What you are asked to do — Provide an exact copy of the data, excluding the images.

Records to process below:

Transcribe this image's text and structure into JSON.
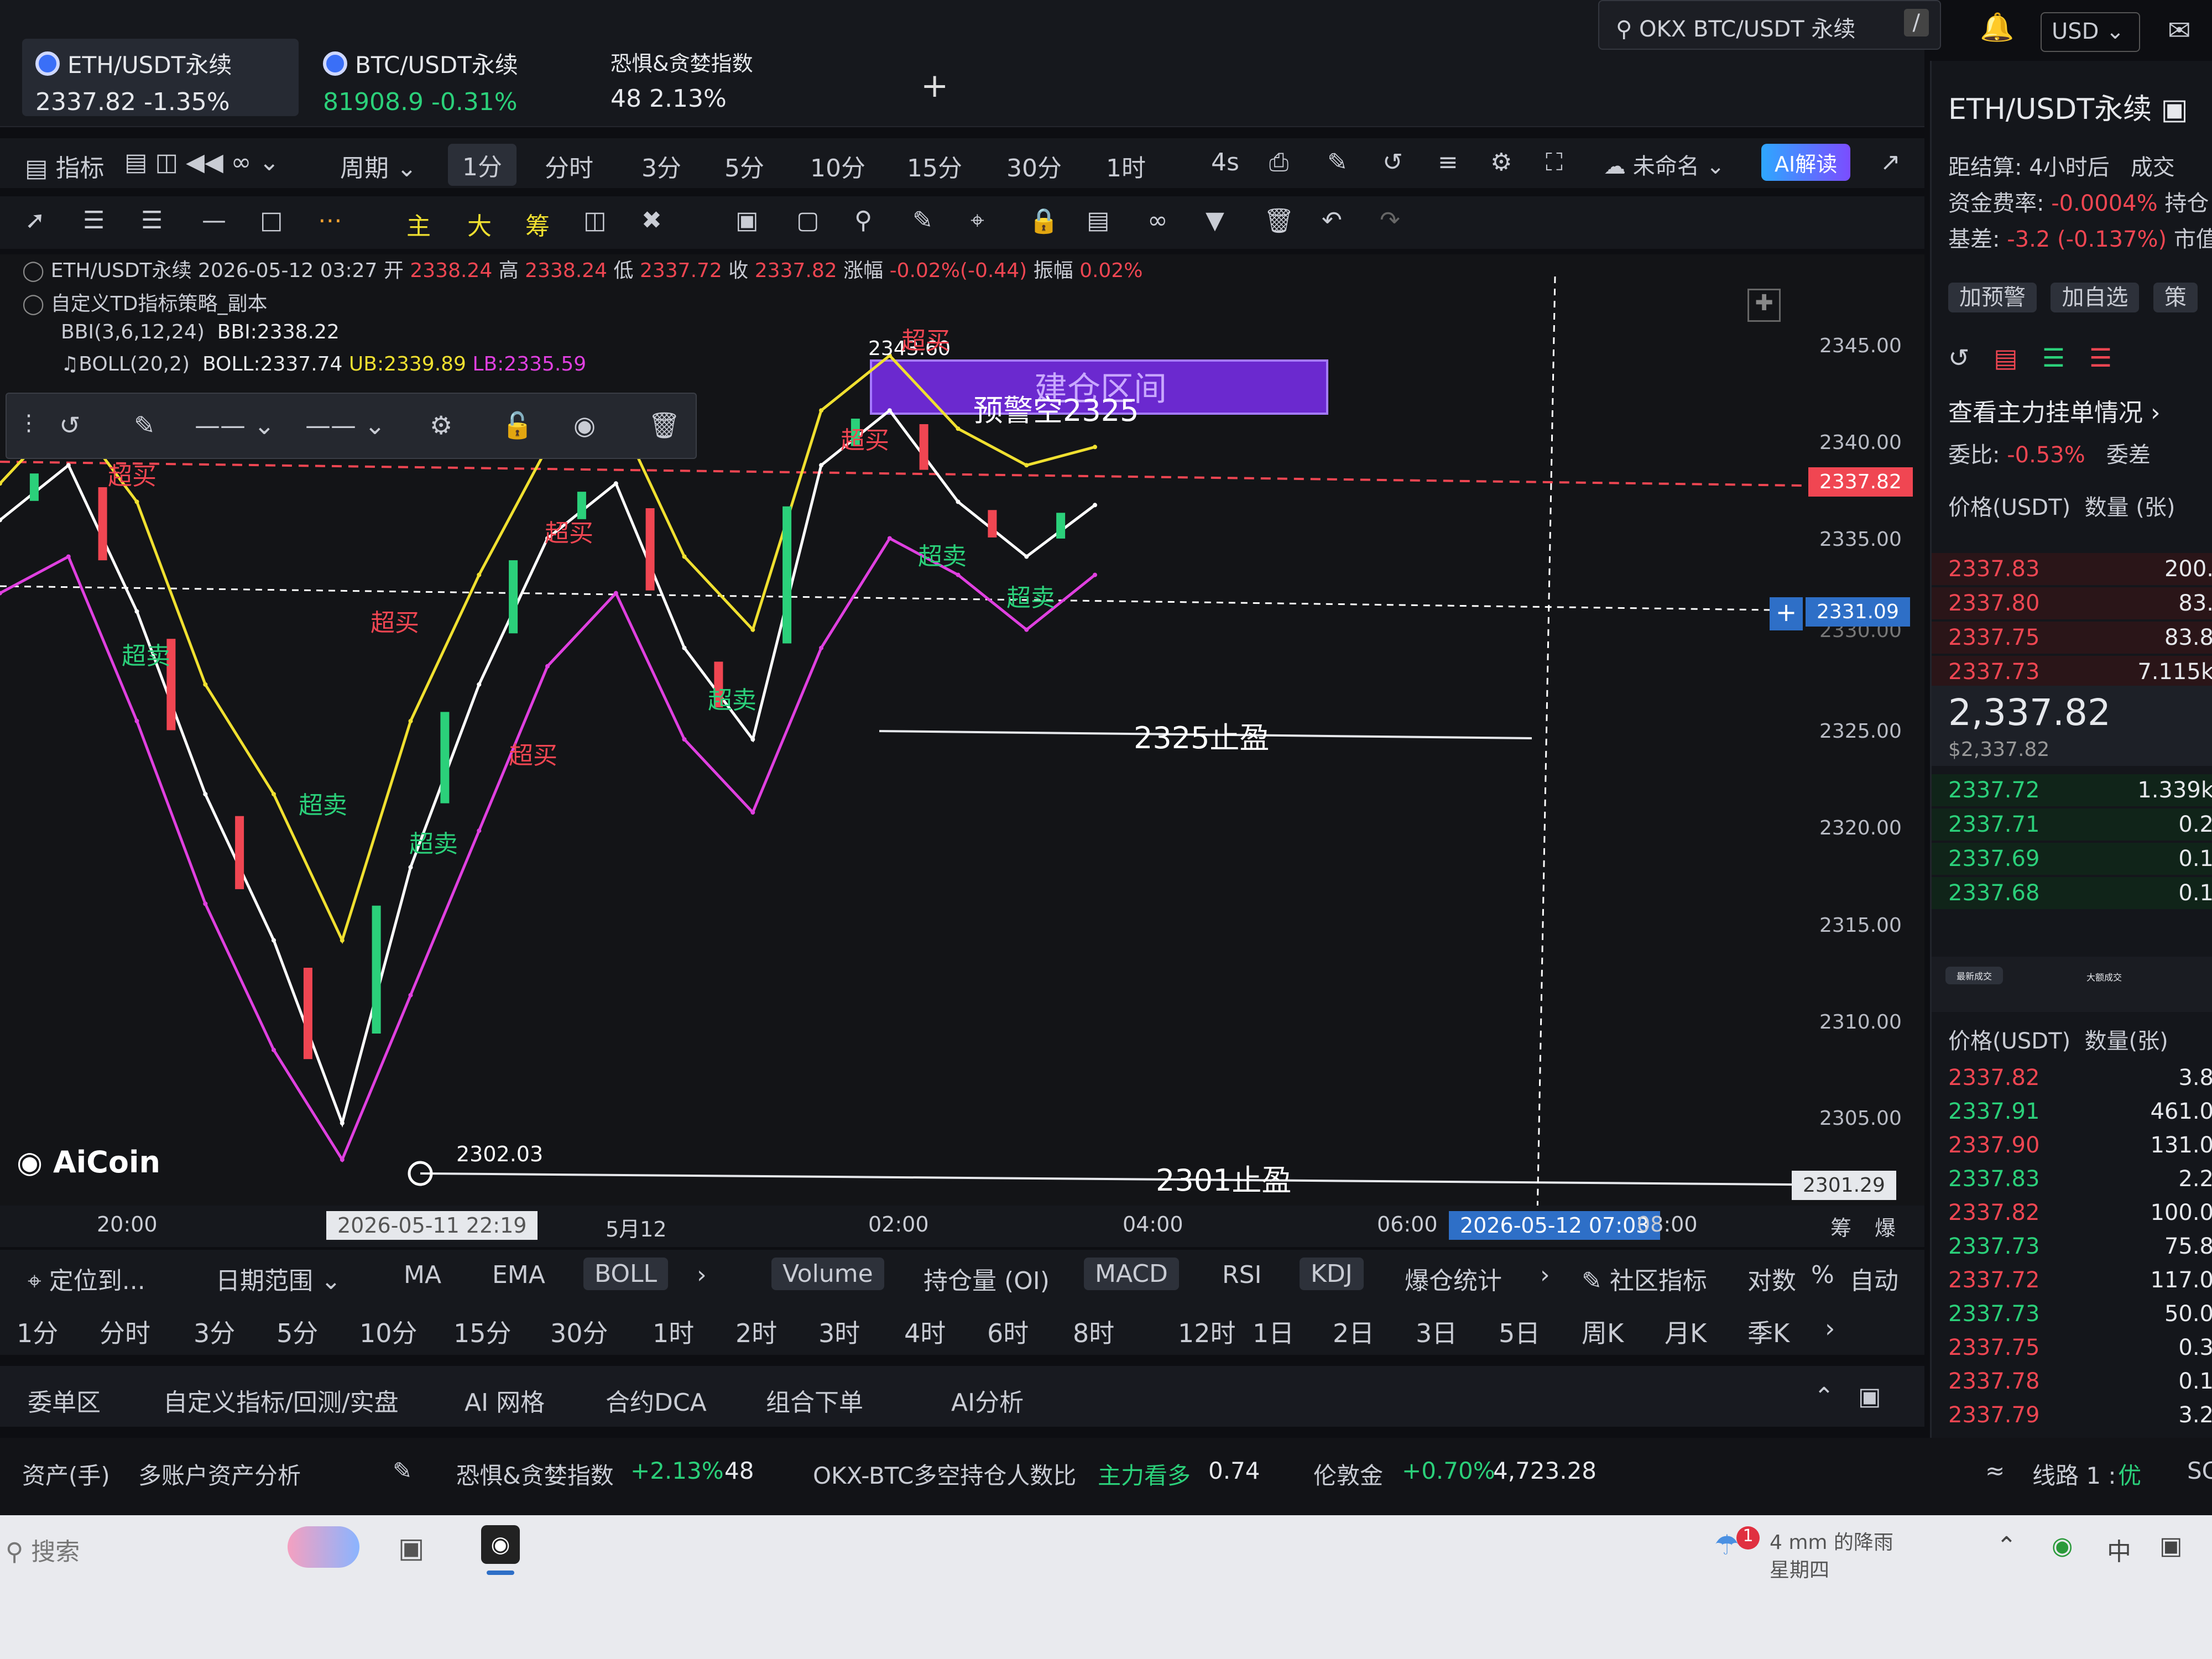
{
  "top_search": {
    "text": "OKX BTC/USDT 永续",
    "slash": "/",
    "currency": "USD"
  },
  "tabs": [
    {
      "name": "ETH/USDT永续",
      "price": "2337.82",
      "change": "-1.35%"
    },
    {
      "name": "BTC/USDT永续",
      "price": "81908.9",
      "change": "-0.31%"
    },
    {
      "name": "恐惧&贪婪指数",
      "price": "48",
      "change": "2.13%"
    }
  ],
  "add_tab": "+",
  "toolbar1": {
    "indicator": "指标",
    "period": "周期",
    "intervals": [
      "1分",
      "分时",
      "3分",
      "5分",
      "10分",
      "15分",
      "30分",
      "1时",
      "4s"
    ],
    "active_interval": "1分",
    "unnamed": "未命名",
    "ai": "AI解读"
  },
  "toolbar2": {
    "labels": [
      "主",
      "大",
      "筹"
    ]
  },
  "chart_info": {
    "symbol_line": "ETH/USDT永续 2026-05-12 03:27",
    "open_label": "开",
    "open": "2338.24",
    "high_label": "高",
    "high": "2338.24",
    "low_label": "低",
    "low": "2337.72",
    "close_label": "收",
    "close": "2337.82",
    "chg_label": "涨幅",
    "chg": "-0.02%(-0.44)",
    "amp_label": "振幅",
    "amp": "0.02%",
    "strategy": "自定义TD指标策略_副本",
    "bbi_name": "BBI(3,6,12,24)",
    "bbi": "BBI:2338.22",
    "boll_name": "BOLL(20,2)",
    "boll": "BOLL:2337.74",
    "ub": "UB:2339.89",
    "lb": "LB:2335.59"
  },
  "annotations": {
    "box_text": "建仓区间",
    "short_text": "预警空2325",
    "high_marker": "2343.60",
    "tp1": "2325止盈",
    "tp2": "2301止盈",
    "low_marker": "2302.03",
    "overbought": "超买",
    "oversold": "超卖"
  },
  "chart_data": {
    "type": "line",
    "title": "ETH/USDT永续",
    "x": [
      "20:00",
      "5月12",
      "02:00",
      "04:00",
      "06:00",
      "08:00"
    ],
    "yticks": [
      "2345.00",
      "2340.00",
      "2335.00",
      "2330.00",
      "2325.00",
      "2320.00",
      "2315.00",
      "2310.00",
      "2305.00"
    ],
    "ylim": [
      2301,
      2347
    ],
    "series": [
      {
        "values": [
          2337,
          2340,
          2332,
          2322,
          2314,
          2304,
          2318,
          2328,
          2336,
          2339,
          2330,
          2325,
          2340,
          2343,
          2338,
          2335,
          2337.82
        ],
        "color": "#ffffff"
      },
      {
        "values": [
          2339,
          2343,
          2338,
          2328,
          2322,
          2314,
          2326,
          2334,
          2341,
          2343,
          2335,
          2331,
          2343,
          2346,
          2342,
          2340,
          2341
        ],
        "color": "#f0e030"
      },
      {
        "values": [
          2333,
          2335,
          2326,
          2316,
          2308,
          2302,
          2311,
          2320,
          2329,
          2333,
          2325,
          2321,
          2330,
          2336,
          2334,
          2331,
          2334
        ],
        "color": "#e040e0"
      }
    ],
    "last_price": "2337.82",
    "cursor_price": "2331.09",
    "bottom_price": "2301.29",
    "cursor_time": "2026-05-12 07:03",
    "start_time": "2026-05-11 22:19"
  },
  "watermark": "AiCoin",
  "chart_bottom_right": [
    "筹",
    "爆"
  ],
  "bottom_toolbar": {
    "locate": "定位到...",
    "date_range": "日期范围",
    "indicators": [
      "MA",
      "EMA",
      "BOLL"
    ],
    "sub_indicators": [
      "Volume",
      "持仓量 (OI)",
      "MACD",
      "RSI",
      "KDJ",
      "爆仓统计"
    ],
    "community": "社区指标",
    "log": "对数",
    "pct": "%",
    "auto": "自动",
    "periods": [
      "1分",
      "分时",
      "3分",
      "5分",
      "10分",
      "15分",
      "30分",
      "1时",
      "2时",
      "3时",
      "4时",
      "6时",
      "8时",
      "12时",
      "1日",
      "2日",
      "3日",
      "5日",
      "周K",
      "月K",
      "季K"
    ],
    "panels": [
      "委单区",
      "自定义指标/回测/实盘",
      "AI 网格",
      "合约DCA",
      "组合下单",
      "AI分析"
    ]
  },
  "right": {
    "title": "ETH/USDT永续",
    "settle_label": "距结算:",
    "settle": "4小时后",
    "vol_label": "成交",
    "funding_label": "资金费率:",
    "funding": "-0.0004%",
    "hold_label": "持仓",
    "basis_label": "基差:",
    "basis": "-3.2 (-0.137%)",
    "market_label": "市值",
    "btns": [
      "加预警",
      "加自选",
      "策"
    ],
    "mainforce": "查看主力挂单情况",
    "ratio_label": "委比:",
    "ratio": "-0.53%",
    "diff_label": "委差",
    "hdr_price": "价格(USDT)",
    "hdr_qty": "数量 (张)",
    "asks": [
      [
        "2337.83",
        "200."
      ],
      [
        "2337.80",
        "83."
      ],
      [
        "2337.75",
        "83.8"
      ],
      [
        "2337.73",
        "7.115k"
      ]
    ],
    "mid_price": "2,337.82",
    "mid_usd": "$2,337.82",
    "bids": [
      [
        "2337.72",
        "1.339k"
      ],
      [
        "2337.71",
        "0.2"
      ],
      [
        "2337.69",
        "0.1"
      ],
      [
        "2337.68",
        "0.1"
      ]
    ],
    "trade_tabs": [
      "最新成交",
      "大额成交"
    ],
    "trade_hdr_price": "价格(USDT)",
    "trade_hdr_qty": "数量(张)",
    "trades": [
      [
        "2337.82",
        "3.8",
        "red"
      ],
      [
        "2337.91",
        "461.0",
        "green"
      ],
      [
        "2337.90",
        "131.0",
        "red"
      ],
      [
        "2337.83",
        "2.2",
        "green"
      ],
      [
        "2337.82",
        "100.0",
        "red"
      ],
      [
        "2337.73",
        "75.8",
        "green"
      ],
      [
        "2337.72",
        "117.0",
        "red"
      ],
      [
        "2337.73",
        "50.0",
        "green"
      ],
      [
        "2337.75",
        "0.3",
        "red"
      ],
      [
        "2337.78",
        "0.1",
        "red"
      ],
      [
        "2337.79",
        "3.2",
        "red"
      ]
    ]
  },
  "status": {
    "assets": "资产(手)",
    "multi": "多账户资产分析",
    "fear": "恐惧&贪婪指数",
    "fear_chg": "+2.13%",
    "fear_val": "48",
    "okx": "OKX-BTC多空持仓人数比",
    "okx_txt": "主力看多",
    "okx_val": "0.74",
    "gold": "伦敦金",
    "gold_chg": "+0.70%",
    "gold_val": "4,723.28",
    "route": "线路 1 :",
    "route_q": "优",
    "sc": "SC"
  },
  "taskbar": {
    "search": "搜索",
    "weather": "4 mm 的降雨",
    "weekday": "星期四",
    "ime": "中",
    "badge": "1"
  }
}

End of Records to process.

Answer below —
Transcribe this image's text and structure into JSON.
{
  "top_search": {
    "text": "OKX BTC/USDT 永续",
    "slash": "/",
    "currency": "USD"
  },
  "tabs": [
    {
      "name": "ETH/USDT永续",
      "price": "2337.82",
      "change": "-1.35%"
    },
    {
      "name": "BTC/USDT永续",
      "price": "81908.9",
      "change": "-0.31%"
    },
    {
      "name": "恐惧&贪婪指数",
      "price": "48",
      "change": "2.13%"
    }
  ],
  "add_tab": "+",
  "toolbar1": {
    "indicator": "指标",
    "period": "周期",
    "intervals": [
      "1分",
      "分时",
      "3分",
      "5分",
      "10分",
      "15分",
      "30分",
      "1时",
      "4s"
    ],
    "active_interval": "1分",
    "unnamed": "未命名",
    "ai": "AI解读"
  },
  "toolbar2": {
    "labels": [
      "主",
      "大",
      "筹"
    ]
  },
  "chart_info": {
    "symbol_line": "ETH/USDT永续 2026-05-12 03:27",
    "open_label": "开",
    "open": "2338.24",
    "high_label": "高",
    "high": "2338.24",
    "low_label": "低",
    "low": "2337.72",
    "close_label": "收",
    "close": "2337.82",
    "chg_label": "涨幅",
    "chg": "-0.02%(-0.44)",
    "amp_label": "振幅",
    "amp": "0.02%",
    "strategy": "自定义TD指标策略_副本",
    "bbi_name": "BBI(3,6,12,24)",
    "bbi": "BBI:2338.22",
    "boll_name": "BOLL(20,2)",
    "boll": "BOLL:2337.74",
    "ub": "UB:2339.89",
    "lb": "LB:2335.59"
  },
  "annotations": {
    "box_text": "建仓区间",
    "short_text": "预警空2325",
    "high_marker": "2343.60",
    "tp1": "2325止盈",
    "tp2": "2301止盈",
    "low_marker": "2302.03",
    "overbought": "超买",
    "oversold": "超卖"
  },
  "chart_data": {
    "type": "line",
    "title": "ETH/USDT永续",
    "x": [
      "20:00",
      "5月12",
      "02:00",
      "04:00",
      "06:00",
      "08:00"
    ],
    "yticks": [
      "2345.00",
      "2340.00",
      "2335.00",
      "2330.00",
      "2325.00",
      "2320.00",
      "2315.00",
      "2310.00",
      "2305.00"
    ],
    "ylim": [
      2301,
      2347
    ],
    "series": [
      {
        "values": [
          2337,
          2340,
          2332,
          2322,
          2314,
          2304,
          2318,
          2328,
          2336,
          2339,
          2330,
          2325,
          2340,
          2343,
          2338,
          2335,
          2337.82
        ],
        "color": "#ffffff"
      },
      {
        "values": [
          2339,
          2343,
          2338,
          2328,
          2322,
          2314,
          2326,
          2334,
          2341,
          2343,
          2335,
          2331,
          2343,
          2346,
          2342,
          2340,
          2341
        ],
        "color": "#f0e030"
      },
      {
        "values": [
          2333,
          2335,
          2326,
          2316,
          2308,
          2302,
          2311,
          2320,
          2329,
          2333,
          2325,
          2321,
          2330,
          2336,
          2334,
          2331,
          2334
        ],
        "color": "#e040e0"
      }
    ],
    "last_price": "2337.82",
    "cursor_price": "2331.09",
    "bottom_price": "2301.29",
    "cursor_time": "2026-05-12 07:03",
    "start_time": "2026-05-11 22:19"
  },
  "watermark": "AiCoin",
  "chart_bottom_right": [
    "筹",
    "爆"
  ],
  "bottom_toolbar": {
    "locate": "定位到...",
    "date_range": "日期范围",
    "indicators": [
      "MA",
      "EMA",
      "BOLL"
    ],
    "sub_indicators": [
      "Volume",
      "持仓量 (OI)",
      "MACD",
      "RSI",
      "KDJ",
      "爆仓统计"
    ],
    "community": "社区指标",
    "log": "对数",
    "pct": "%",
    "auto": "自动",
    "periods": [
      "1分",
      "分时",
      "3分",
      "5分",
      "10分",
      "15分",
      "30分",
      "1时",
      "2时",
      "3时",
      "4时",
      "6时",
      "8时",
      "12时",
      "1日",
      "2日",
      "3日",
      "5日",
      "周K",
      "月K",
      "季K"
    ],
    "panels": [
      "委单区",
      "自定义指标/回测/实盘",
      "AI 网格",
      "合约DCA",
      "组合下单",
      "AI分析"
    ]
  },
  "right": {
    "title": "ETH/USDT永续",
    "settle_label": "距结算:",
    "settle": "4小时后",
    "vol_label": "成交",
    "funding_label": "资金费率:",
    "funding": "-0.0004%",
    "hold_label": "持仓",
    "basis_label": "基差:",
    "basis": "-3.2 (-0.137%)",
    "market_label": "市值",
    "btns": [
      "加预警",
      "加自选",
      "策"
    ],
    "mainforce": "查看主力挂单情况",
    "ratio_label": "委比:",
    "ratio": "-0.53%",
    "diff_label": "委差",
    "hdr_price": "价格(USDT)",
    "hdr_qty": "数量 (张)",
    "asks": [
      [
        "2337.83",
        "200."
      ],
      [
        "2337.80",
        "83."
      ],
      [
        "2337.75",
        "83.8"
      ],
      [
        "2337.73",
        "7.115k"
      ]
    ],
    "mid_price": "2,337.82",
    "mid_usd": "$2,337.82",
    "bids": [
      [
        "2337.72",
        "1.339k"
      ],
      [
        "2337.71",
        "0.2"
      ],
      [
        "2337.69",
        "0.1"
      ],
      [
        "2337.68",
        "0.1"
      ]
    ],
    "trade_tabs": [
      "最新成交",
      "大额成交"
    ],
    "trade_hdr_price": "价格(USDT)",
    "trade_hdr_qty": "数量(张)",
    "trades": [
      [
        "2337.82",
        "3.8",
        "red"
      ],
      [
        "2337.91",
        "461.0",
        "green"
      ],
      [
        "2337.90",
        "131.0",
        "red"
      ],
      [
        "2337.83",
        "2.2",
        "green"
      ],
      [
        "2337.82",
        "100.0",
        "red"
      ],
      [
        "2337.73",
        "75.8",
        "green"
      ],
      [
        "2337.72",
        "117.0",
        "red"
      ],
      [
        "2337.73",
        "50.0",
        "green"
      ],
      [
        "2337.75",
        "0.3",
        "red"
      ],
      [
        "2337.78",
        "0.1",
        "red"
      ],
      [
        "2337.79",
        "3.2",
        "red"
      ]
    ]
  },
  "status": {
    "assets": "资产(手)",
    "multi": "多账户资产分析",
    "fear": "恐惧&贪婪指数",
    "fear_chg": "+2.13%",
    "fear_val": "48",
    "okx": "OKX-BTC多空持仓人数比",
    "okx_txt": "主力看多",
    "okx_val": "0.74",
    "gold": "伦敦金",
    "gold_chg": "+0.70%",
    "gold_val": "4,723.28",
    "route": "线路 1 :",
    "route_q": "优",
    "sc": "SC"
  },
  "taskbar": {
    "search": "搜索",
    "weather": "4 mm 的降雨",
    "weekday": "星期四",
    "ime": "中",
    "badge": "1"
  }
}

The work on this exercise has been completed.